MADD is committed to the health and safety of our young people. We applaud Walt Whitman High School Principal Alan Goodwin for taking a stand and encouraging parents to stop underage drinking. Parents are the biggest influence on their children, and this program will help keep your child safe, and we have proven tools like the Power of Parents that can help.
MADD takes our mission to prevent underage drinking seriously, and we want to remind parents and teens that the consequences of underage drinking can be devastating. The 21 minimum drinking age is one of the most researched and reviewed public health laws in our country. Recent studies show that the adolescent brain is continuing to develop until young people reach their mid-twenties. It is important that we continue to support the 21 drinking age to keep our children safe and healthy.
Underage drinking is an adult problem. In order for those under 21 to obtain alcohol, an adult somewhere must break the law. For parents who provide or permit underage drinking in their home, the episode in Washington is stark reminder of the consequences. Not only was the father given a citation of $5,000, which could have been $60,000, but two young people lost their lives. All of this is 100 percent preventable.
Some parents still believe that “all kids drink underage” and that “it’s safer under my watchful eye.” After all, Europeans drink at age 18 and their society is flourishing, right? These three myths couldn’t be further from the truth.
The truth is, the majority of teens don’t drink. In fact, less than 30 percent of teens have had a drink in the past month. And only 20 percent of teens binge drink. So, not everyone is doing it! Research proves it’s never safe to let children drink.
And when teens feel they have their parents’ approval to drink alcohol, they tend to drink more — and more often — outside the home. What seemed harmless at first often results in tragic consequences that even parents don’t anticipate.
Finally, in Europe, young people have higher intoxication rates than in the United States, and less than a quarter had lower or equivalent rates to the United States. Also, a greater percentage of young people in a majority of Europe report binge drinking at higher rates than their U.S counterparts. Most European youth have higher rates of alcohol-related problems because of their heavy drinking.

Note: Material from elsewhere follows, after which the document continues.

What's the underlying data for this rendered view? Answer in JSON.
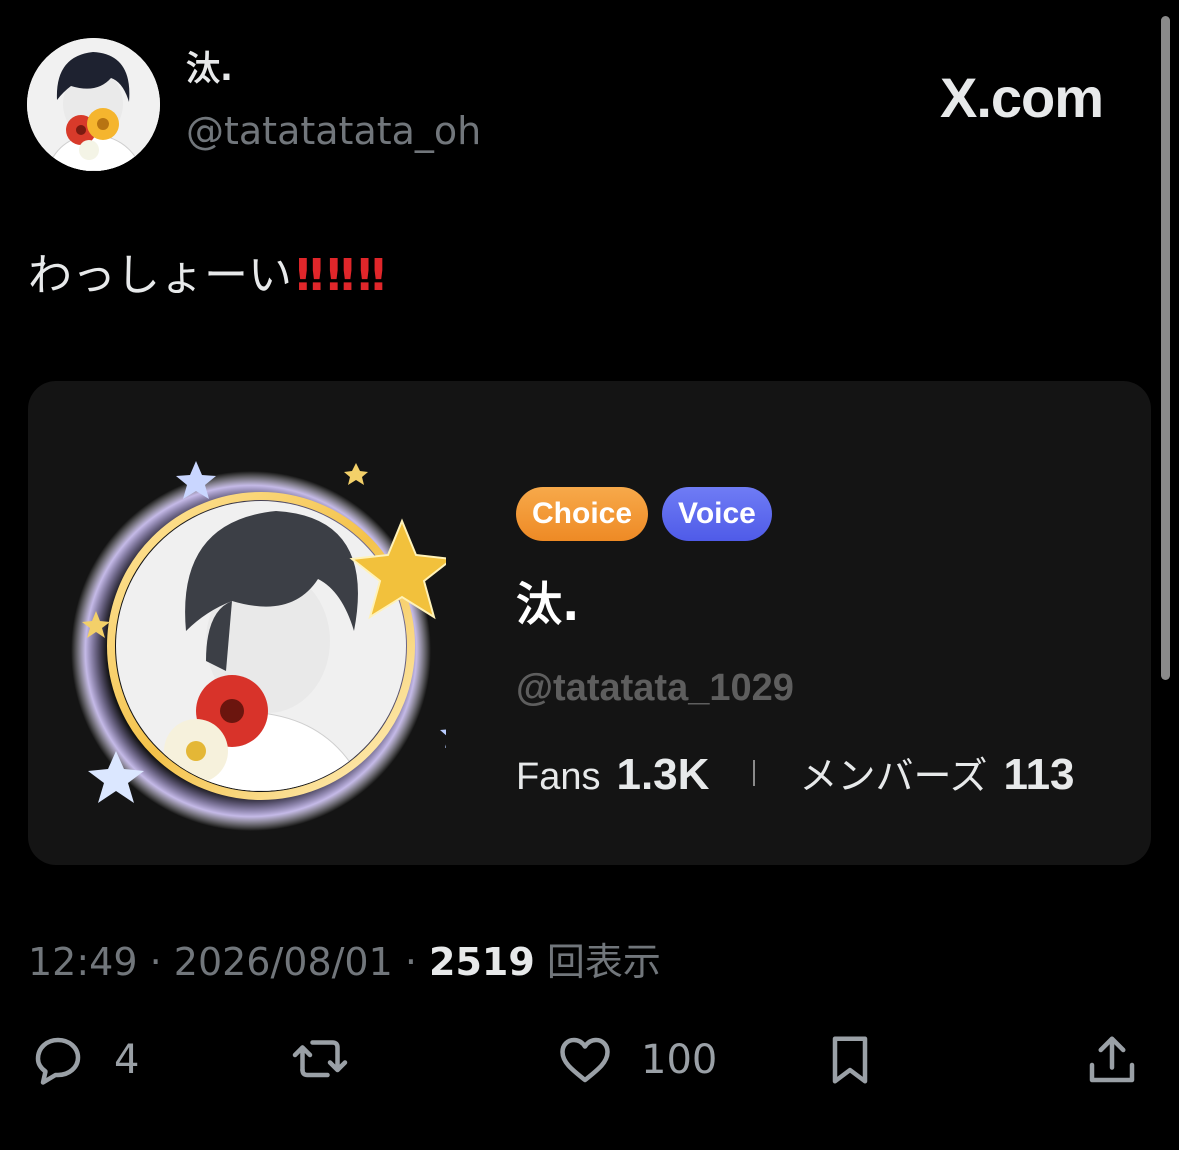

MADD continues to speak out about the dangers of underage drinking. We have made too much progress to see effective laws like the 21 drinking age discarded. We encourage you to support the 21 drinking age and talk to your kids about the dangers of underage drinking. Together, we can make a difference and end underage drinking.
Parental influence is the most important factor in helping keep kids safe, and MADD’s Power of Parents® program focuses on educating parents and caregivers about the dangers of underage drinking, and provides them the tools they need to talk with their kids about alcohol. Visit madd.org/powerofparents to download our Parent Handbook and get tips and tools to help you have this lifesaving conversation about alcohol with your kids.